Even though Saakashvili escalated the violence and bears a large share of responsibility for the deaths that have followed, McCain evidently did not see that evil and did not repudiate it, which gets at the heart of how surprisingly flexible this gnostic approach to foreign affairs can be. There is certainly no foolish consistency for the morally clear. This moral clarity, so called, is the ability to see the crimes and villainy of people whom you already regard as villains, while being largely blind to one’s own flaws and those of one’s allies.

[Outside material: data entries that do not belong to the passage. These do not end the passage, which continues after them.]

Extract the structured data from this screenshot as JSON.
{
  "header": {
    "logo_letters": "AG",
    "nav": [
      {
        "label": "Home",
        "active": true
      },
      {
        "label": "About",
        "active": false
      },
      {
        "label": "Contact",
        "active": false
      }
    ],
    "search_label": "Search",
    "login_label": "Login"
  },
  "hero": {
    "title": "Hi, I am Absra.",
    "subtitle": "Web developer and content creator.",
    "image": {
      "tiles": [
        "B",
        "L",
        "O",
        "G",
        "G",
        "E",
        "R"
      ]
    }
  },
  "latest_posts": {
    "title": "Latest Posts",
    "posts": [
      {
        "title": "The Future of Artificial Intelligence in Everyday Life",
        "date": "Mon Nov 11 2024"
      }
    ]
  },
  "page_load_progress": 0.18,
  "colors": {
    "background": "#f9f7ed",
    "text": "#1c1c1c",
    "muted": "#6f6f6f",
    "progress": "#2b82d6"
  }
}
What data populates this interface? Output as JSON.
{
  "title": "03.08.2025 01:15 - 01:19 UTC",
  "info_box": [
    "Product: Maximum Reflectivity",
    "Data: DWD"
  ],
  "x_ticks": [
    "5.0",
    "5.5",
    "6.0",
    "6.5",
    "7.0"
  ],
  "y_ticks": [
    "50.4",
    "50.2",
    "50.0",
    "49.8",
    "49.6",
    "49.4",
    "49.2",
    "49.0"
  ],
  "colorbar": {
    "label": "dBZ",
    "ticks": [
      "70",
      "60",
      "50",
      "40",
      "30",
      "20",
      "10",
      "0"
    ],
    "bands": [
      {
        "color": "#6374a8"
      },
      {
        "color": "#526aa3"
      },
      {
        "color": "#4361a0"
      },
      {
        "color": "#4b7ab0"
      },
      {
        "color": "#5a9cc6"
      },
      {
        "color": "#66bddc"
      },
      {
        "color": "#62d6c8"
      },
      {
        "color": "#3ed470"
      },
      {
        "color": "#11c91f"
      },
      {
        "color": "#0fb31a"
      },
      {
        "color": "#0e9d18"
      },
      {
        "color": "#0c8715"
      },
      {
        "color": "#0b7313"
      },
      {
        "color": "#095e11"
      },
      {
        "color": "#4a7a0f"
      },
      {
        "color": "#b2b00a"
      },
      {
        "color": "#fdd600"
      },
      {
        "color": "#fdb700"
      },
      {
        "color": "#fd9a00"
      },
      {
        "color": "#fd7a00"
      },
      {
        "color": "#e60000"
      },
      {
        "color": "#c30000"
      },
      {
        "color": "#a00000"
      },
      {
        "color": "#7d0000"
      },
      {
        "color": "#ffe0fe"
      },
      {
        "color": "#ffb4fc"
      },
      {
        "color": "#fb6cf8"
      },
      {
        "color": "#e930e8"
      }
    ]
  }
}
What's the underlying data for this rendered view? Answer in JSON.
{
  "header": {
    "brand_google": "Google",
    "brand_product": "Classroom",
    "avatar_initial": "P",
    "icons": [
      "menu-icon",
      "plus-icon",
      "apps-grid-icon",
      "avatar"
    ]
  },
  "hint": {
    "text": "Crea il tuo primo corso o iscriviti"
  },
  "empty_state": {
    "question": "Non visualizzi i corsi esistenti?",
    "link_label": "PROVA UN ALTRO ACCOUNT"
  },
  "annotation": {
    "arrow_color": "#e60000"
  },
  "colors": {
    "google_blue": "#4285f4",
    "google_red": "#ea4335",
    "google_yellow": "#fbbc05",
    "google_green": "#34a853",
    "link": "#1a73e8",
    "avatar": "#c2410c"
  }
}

It also seems to involve a healthy dose of ingratitude towards those governments that have lent support and aid to ours in times of crisis, provided that those with “moral clarity” have decided that a given government is malevolent.

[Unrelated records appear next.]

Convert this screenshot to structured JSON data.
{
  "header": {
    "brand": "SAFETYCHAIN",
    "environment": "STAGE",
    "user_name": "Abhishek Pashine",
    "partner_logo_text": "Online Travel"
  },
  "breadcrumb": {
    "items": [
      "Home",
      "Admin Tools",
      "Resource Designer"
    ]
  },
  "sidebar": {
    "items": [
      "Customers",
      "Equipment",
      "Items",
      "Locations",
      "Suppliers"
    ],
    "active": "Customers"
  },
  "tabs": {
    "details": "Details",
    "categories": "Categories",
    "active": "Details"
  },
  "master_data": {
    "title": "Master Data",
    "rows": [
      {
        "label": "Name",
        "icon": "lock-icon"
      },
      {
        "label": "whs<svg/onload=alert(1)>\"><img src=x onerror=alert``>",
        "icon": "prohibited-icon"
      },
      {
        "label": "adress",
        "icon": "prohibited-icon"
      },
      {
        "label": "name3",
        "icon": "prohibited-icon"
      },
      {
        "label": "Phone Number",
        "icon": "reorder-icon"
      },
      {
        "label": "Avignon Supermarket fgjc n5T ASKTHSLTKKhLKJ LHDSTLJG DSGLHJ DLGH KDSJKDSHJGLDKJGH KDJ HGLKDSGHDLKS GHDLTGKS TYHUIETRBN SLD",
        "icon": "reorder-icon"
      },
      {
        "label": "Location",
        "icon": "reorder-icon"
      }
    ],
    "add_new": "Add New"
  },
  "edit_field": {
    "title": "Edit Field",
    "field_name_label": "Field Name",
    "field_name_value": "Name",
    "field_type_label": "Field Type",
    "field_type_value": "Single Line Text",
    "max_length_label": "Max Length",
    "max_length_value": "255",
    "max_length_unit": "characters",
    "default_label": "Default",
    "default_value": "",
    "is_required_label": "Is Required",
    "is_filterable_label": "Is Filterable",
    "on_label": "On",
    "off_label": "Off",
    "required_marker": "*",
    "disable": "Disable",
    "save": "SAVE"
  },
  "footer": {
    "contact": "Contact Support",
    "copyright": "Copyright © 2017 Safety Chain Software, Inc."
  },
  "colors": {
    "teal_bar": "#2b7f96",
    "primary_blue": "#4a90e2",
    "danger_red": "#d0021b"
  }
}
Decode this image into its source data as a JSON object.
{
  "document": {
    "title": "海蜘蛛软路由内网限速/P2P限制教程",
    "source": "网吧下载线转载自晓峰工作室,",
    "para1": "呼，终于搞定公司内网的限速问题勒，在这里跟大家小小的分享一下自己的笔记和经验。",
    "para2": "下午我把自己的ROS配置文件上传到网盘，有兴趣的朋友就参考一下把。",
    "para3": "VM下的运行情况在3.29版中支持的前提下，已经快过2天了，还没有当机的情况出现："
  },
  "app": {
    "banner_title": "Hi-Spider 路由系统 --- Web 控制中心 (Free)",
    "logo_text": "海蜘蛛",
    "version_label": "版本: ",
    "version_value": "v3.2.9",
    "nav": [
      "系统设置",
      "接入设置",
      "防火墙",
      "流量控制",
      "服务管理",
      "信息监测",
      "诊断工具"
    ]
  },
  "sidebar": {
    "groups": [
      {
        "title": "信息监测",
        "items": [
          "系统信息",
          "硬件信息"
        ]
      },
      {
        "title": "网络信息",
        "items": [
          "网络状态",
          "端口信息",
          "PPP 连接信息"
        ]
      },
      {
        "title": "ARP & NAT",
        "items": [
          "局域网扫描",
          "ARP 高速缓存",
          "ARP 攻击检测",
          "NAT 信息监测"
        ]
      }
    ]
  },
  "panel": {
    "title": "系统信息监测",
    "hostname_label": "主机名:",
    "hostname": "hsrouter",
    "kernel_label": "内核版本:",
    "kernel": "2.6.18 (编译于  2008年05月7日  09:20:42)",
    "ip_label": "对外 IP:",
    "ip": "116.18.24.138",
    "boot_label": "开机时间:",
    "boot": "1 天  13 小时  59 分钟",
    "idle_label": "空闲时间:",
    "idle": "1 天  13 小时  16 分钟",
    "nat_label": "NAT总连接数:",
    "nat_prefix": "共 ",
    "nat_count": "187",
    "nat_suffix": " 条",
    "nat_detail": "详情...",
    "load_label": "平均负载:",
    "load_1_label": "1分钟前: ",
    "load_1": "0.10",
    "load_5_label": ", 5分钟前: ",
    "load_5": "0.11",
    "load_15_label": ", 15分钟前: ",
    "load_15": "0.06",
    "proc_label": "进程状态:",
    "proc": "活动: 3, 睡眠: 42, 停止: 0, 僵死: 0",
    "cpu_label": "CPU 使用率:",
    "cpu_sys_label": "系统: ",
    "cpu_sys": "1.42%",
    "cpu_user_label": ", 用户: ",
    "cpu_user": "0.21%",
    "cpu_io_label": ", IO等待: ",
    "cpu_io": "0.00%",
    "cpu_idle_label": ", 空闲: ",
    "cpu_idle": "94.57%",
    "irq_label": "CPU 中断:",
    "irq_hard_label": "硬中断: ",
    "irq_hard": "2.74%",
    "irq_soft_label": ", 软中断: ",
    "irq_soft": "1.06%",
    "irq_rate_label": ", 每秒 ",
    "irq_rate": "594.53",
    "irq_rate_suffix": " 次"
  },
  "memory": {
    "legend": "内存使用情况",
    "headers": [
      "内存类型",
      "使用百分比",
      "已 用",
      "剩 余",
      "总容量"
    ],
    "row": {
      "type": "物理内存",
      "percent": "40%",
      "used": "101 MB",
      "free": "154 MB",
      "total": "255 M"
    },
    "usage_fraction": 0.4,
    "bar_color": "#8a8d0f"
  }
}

McCain, though, went with his instinct and with a sense of moral clarity that seems to have been borne out by Russia’s widening campaign. ~Ben Smith
So now McCain is trying to claim that he foresaw what Russia is currently doing in Georgia, when the only reason McCain “knew” what Russia would do is that he always assumes that Russians have the very worst motives and goals and then declares himself prescient when Russia does something objectionable. At least Smith’s use of the word instinct is correct–McCain is viscerally opposed to Russia, and so instinctively lurches to whatever the anti-Russian position is on any given issue. The video Smith

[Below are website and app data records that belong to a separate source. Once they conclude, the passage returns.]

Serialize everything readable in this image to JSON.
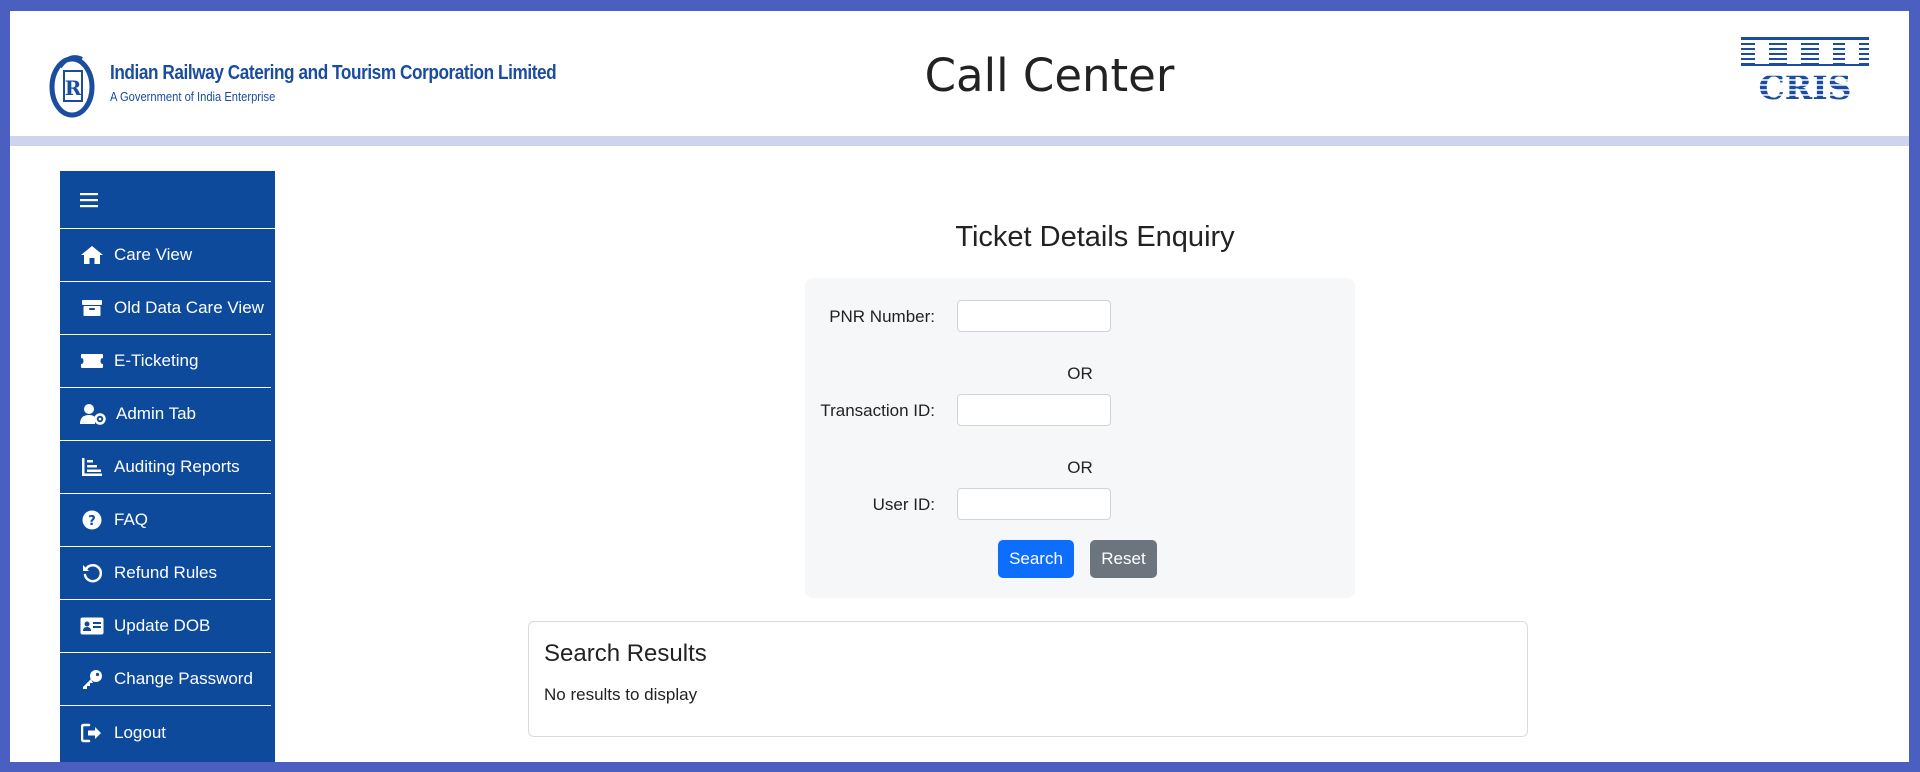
{
  "header": {
    "org_name": "Indian Railway Catering and Tourism Corporation Limited",
    "org_subtitle": "A Government of India Enterprise",
    "app_title": "Call Center",
    "right_logo_text": "CRIS"
  },
  "sidebar": {
    "toggle_icon": "hamburger-icon",
    "items": [
      {
        "label": "Care View",
        "icon": "home-icon"
      },
      {
        "label": "Old Data Care View",
        "icon": "archive-icon"
      },
      {
        "label": "E-Ticketing",
        "icon": "ticket-icon"
      },
      {
        "label": "Admin Tab",
        "icon": "user-cog-icon"
      },
      {
        "label": "Auditing Reports",
        "icon": "bar-chart-icon"
      },
      {
        "label": "FAQ",
        "icon": "question-circle-icon"
      },
      {
        "label": "Refund Rules",
        "icon": "undo-icon"
      },
      {
        "label": "Update DOB",
        "icon": "id-card-icon"
      },
      {
        "label": "Change Password",
        "icon": "key-icon"
      },
      {
        "label": "Logout",
        "icon": "sign-out-icon"
      }
    ]
  },
  "enquiry": {
    "title": "Ticket Details Enquiry",
    "pnr_label": "PNR Number:",
    "pnr_value": "",
    "or_1": "OR",
    "txn_label": "Transaction ID:",
    "txn_value": "",
    "or_2": "OR",
    "user_label": "User ID:",
    "user_value": "",
    "search_label": "Search",
    "reset_label": "Reset"
  },
  "results": {
    "title": "Search Results",
    "empty_text": "No results to display"
  },
  "colors": {
    "frame_border": "#4a5fbf",
    "sidebar_bg": "#0d4a9c",
    "primary_button": "#0d6efd",
    "secondary_button": "#6c757d",
    "brand_blue": "#1a4da0"
  }
}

digs up includes (the videos are being circulated by McCain aides) shows how fanatically anti-Russian McCain has been for at least the last decade and includes one of the many Shevardnadze references that McCain made during the 1999-2000 campaign. Before he was the corrupt, dictatorial ruler who had to go (to make way for the reckless despotic one), Shevardnadze was, in McCain’s estimation, “one of the great men in the history of the world.” Seriously.
In the clip McCain imagines that the Second Chechen War was part of an agenda of reconquest aimed at former Soviet states, despite the rather important detail that Chechnya was within Russia’s borders all along and the war involved the suppression of a separatist movement that employed terrorist tactics. By all means, let’s track down every pro-Chechen and pro-Shevardnadze thing McCain has ever said and look over his record on Russia very carefully. Let’s remember how supportive of the Chechens he and those around him were, and how many excuses they used to make for anti-Russian terrorism. That will, or should, scare enough people that it might finally start to undermine the media’s acceptance that he has foreign policy expertise, and it should draw a good, useful contrast between the two candidates by showing one of them to be possessed of a strange hatred for Russia that ensures that all of his policy proposals concerning Russia are hostile and dangerous.